Work item: The required result is every line of the records that includes "nombre".
# # # # # # #
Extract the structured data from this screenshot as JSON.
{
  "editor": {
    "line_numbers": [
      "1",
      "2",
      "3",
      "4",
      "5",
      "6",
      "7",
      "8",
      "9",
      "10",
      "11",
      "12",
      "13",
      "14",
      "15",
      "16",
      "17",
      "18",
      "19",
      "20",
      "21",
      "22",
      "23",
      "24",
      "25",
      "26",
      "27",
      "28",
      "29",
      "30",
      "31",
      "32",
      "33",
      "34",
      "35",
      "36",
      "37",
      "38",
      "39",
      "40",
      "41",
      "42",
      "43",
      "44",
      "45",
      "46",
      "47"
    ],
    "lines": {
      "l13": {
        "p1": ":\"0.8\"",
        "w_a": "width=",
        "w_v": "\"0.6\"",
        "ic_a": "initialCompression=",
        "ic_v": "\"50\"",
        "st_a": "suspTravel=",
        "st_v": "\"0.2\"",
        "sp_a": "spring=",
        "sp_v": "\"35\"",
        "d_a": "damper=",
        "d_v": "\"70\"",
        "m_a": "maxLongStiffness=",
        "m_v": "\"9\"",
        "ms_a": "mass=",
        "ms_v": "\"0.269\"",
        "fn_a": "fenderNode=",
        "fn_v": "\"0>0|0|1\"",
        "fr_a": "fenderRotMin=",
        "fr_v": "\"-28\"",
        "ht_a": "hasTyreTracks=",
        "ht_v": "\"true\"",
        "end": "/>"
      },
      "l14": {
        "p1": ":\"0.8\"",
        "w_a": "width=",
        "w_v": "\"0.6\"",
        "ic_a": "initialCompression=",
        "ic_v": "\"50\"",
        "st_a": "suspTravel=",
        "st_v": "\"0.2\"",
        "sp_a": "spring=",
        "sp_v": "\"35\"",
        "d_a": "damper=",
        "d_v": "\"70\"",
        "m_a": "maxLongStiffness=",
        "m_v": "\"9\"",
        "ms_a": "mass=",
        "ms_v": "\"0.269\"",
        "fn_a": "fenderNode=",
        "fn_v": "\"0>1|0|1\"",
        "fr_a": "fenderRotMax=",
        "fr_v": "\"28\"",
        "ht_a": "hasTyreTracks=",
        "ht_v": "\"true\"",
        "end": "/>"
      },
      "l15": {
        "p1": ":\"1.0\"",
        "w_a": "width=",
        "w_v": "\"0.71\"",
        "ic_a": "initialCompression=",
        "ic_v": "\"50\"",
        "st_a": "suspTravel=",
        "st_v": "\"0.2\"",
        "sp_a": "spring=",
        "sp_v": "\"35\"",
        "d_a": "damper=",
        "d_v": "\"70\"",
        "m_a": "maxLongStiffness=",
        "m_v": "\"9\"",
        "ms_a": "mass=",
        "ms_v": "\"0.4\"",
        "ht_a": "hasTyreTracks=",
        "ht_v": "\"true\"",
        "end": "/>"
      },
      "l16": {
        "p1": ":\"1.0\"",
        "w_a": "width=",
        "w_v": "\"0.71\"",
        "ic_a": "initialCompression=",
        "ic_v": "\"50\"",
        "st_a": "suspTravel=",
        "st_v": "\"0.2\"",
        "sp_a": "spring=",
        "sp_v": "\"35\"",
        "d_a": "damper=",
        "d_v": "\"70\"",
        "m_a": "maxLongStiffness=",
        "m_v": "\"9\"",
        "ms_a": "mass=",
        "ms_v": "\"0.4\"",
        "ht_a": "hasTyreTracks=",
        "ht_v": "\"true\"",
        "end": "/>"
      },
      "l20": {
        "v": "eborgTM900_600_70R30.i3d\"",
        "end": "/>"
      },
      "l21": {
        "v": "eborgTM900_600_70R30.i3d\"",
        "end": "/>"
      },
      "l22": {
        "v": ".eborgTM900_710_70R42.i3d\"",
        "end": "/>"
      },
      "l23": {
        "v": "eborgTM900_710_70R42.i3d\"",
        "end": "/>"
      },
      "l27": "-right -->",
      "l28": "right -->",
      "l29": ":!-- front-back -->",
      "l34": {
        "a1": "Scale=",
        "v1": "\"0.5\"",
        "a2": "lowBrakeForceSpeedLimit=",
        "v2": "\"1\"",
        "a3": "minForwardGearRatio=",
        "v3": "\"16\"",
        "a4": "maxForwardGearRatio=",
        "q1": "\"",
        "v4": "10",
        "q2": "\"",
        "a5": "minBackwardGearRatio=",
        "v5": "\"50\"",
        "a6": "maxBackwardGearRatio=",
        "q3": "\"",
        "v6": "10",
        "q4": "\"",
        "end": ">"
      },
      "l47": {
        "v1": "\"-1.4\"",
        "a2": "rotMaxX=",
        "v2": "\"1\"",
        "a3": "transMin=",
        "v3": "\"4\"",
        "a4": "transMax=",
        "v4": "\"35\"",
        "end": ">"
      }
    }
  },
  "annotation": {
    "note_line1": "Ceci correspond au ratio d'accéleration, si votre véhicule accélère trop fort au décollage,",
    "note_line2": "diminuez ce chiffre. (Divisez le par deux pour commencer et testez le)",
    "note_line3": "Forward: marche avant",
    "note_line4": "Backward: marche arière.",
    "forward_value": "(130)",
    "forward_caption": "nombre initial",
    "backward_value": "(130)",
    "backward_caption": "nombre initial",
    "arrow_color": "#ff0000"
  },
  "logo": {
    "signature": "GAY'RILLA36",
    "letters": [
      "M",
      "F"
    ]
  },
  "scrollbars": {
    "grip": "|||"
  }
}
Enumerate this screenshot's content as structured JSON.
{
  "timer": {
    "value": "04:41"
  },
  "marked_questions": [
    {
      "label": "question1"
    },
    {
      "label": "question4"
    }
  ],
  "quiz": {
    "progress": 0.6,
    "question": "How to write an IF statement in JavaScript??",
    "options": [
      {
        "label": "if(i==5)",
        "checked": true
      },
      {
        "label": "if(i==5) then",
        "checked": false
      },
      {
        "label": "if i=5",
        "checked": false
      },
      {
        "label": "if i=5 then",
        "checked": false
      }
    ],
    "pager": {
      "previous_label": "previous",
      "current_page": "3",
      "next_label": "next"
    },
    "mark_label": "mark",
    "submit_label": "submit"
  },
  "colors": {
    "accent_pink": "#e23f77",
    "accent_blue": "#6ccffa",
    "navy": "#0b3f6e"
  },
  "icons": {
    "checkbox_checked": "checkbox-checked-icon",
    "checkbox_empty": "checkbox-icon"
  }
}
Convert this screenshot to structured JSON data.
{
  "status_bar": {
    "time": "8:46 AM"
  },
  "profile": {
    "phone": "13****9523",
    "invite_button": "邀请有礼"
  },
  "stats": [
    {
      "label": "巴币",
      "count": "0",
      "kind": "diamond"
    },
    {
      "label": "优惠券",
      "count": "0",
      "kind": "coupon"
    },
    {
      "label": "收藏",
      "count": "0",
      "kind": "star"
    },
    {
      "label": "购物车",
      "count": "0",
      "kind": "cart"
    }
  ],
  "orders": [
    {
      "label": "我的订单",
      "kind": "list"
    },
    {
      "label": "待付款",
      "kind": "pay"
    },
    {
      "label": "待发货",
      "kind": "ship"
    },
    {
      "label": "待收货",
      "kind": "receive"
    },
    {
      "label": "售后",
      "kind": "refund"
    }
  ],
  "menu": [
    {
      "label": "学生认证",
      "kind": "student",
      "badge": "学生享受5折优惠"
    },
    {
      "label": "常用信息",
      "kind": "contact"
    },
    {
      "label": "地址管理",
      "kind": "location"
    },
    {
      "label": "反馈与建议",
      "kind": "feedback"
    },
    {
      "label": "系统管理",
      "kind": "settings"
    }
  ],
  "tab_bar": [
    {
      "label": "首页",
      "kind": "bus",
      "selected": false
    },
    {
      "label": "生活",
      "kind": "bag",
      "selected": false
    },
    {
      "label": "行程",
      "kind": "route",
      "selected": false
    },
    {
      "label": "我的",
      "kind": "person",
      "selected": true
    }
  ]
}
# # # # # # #
Answer section:
    "forward_caption": "nombre initial",
    "backward_caption": "nombre initial",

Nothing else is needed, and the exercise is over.